REDCAT hosts the first Los Angeles presentation by Jennifer Allora (USA, 1974) and Guillermo Calzadilla (Cuba, 1971). Collaborating since 1995, the artists are known for their experimental and interdisciplinary practice. The exhibition features one of their most recent video works, Apotomē (2013), and a new commissioned performance where the artists continue their investigation into the emerging fields of biosemiotics and biomusicology.

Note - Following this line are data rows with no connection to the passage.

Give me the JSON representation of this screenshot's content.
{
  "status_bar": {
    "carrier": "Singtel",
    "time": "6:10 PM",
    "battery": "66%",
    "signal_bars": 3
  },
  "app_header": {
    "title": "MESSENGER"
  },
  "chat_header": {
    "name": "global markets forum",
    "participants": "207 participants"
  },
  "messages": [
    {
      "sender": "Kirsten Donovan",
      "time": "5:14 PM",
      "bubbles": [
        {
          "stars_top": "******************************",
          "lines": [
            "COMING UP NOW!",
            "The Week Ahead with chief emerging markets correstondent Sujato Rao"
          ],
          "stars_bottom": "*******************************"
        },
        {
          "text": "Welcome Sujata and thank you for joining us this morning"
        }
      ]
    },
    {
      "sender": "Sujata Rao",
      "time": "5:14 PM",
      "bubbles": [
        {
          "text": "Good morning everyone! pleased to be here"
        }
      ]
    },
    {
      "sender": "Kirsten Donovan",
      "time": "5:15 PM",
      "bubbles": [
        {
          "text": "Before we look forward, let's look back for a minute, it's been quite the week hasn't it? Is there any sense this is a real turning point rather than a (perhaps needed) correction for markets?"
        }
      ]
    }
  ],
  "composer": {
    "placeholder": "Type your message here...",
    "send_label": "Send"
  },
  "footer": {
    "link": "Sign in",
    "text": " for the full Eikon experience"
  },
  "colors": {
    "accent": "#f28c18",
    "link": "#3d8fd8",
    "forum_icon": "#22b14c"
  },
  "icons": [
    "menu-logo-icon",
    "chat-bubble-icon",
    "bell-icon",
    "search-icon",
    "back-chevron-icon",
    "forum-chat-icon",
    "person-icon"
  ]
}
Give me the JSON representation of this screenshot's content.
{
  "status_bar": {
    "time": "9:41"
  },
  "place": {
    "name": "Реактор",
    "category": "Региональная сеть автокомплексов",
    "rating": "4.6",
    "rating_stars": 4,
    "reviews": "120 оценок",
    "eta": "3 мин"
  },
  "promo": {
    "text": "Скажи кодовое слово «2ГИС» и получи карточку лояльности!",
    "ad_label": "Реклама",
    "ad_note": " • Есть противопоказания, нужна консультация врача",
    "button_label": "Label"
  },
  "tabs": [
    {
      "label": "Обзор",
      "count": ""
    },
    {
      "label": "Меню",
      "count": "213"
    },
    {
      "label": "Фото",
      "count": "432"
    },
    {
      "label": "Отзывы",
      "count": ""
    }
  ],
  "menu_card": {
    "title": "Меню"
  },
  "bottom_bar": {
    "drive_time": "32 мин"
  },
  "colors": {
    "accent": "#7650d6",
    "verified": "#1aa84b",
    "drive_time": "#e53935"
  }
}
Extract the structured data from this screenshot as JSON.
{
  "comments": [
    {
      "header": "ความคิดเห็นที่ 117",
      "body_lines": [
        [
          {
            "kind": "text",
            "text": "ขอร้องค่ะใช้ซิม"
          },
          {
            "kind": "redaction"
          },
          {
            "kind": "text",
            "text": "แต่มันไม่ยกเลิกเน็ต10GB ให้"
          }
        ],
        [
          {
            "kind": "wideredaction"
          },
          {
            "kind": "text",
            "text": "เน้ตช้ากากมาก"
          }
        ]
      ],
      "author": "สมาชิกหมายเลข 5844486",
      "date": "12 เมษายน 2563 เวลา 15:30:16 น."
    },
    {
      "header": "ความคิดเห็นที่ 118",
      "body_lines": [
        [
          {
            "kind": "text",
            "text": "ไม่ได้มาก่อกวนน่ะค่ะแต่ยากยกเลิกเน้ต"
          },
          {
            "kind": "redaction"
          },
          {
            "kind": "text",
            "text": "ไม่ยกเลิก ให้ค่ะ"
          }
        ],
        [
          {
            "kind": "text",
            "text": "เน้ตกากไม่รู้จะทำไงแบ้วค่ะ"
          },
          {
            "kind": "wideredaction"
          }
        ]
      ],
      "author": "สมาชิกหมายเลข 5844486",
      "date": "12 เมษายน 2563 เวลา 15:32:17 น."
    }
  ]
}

In March 1798, two elephants, affectionately named Hans and Parkie, arrived at the National Museum of Natural History in Paris as spoils of war. That same year, on May 29th, a concert was performed in the Jardin de Plantes for the elephants. This experiment was organized not by scientists but rather by musicians, pondering if human music might elicit a reaction in non-human life forms. Allora & Calzadilla’s Apotomē departs from this historic attempt of interspecies communication set against the backdrop of the French Revolution. The very concepts of man, life, nature and the boundaries between them as defined by relations to war, captivity, slavery, and other forms of social and political domination and control emerged with new significance in this period. To this mix is added the question of music, as a possible inter-species meta-language, a proto-linguistic, non-symbolic and affective trans-human mode of communication whose basis is biological and evolutionary.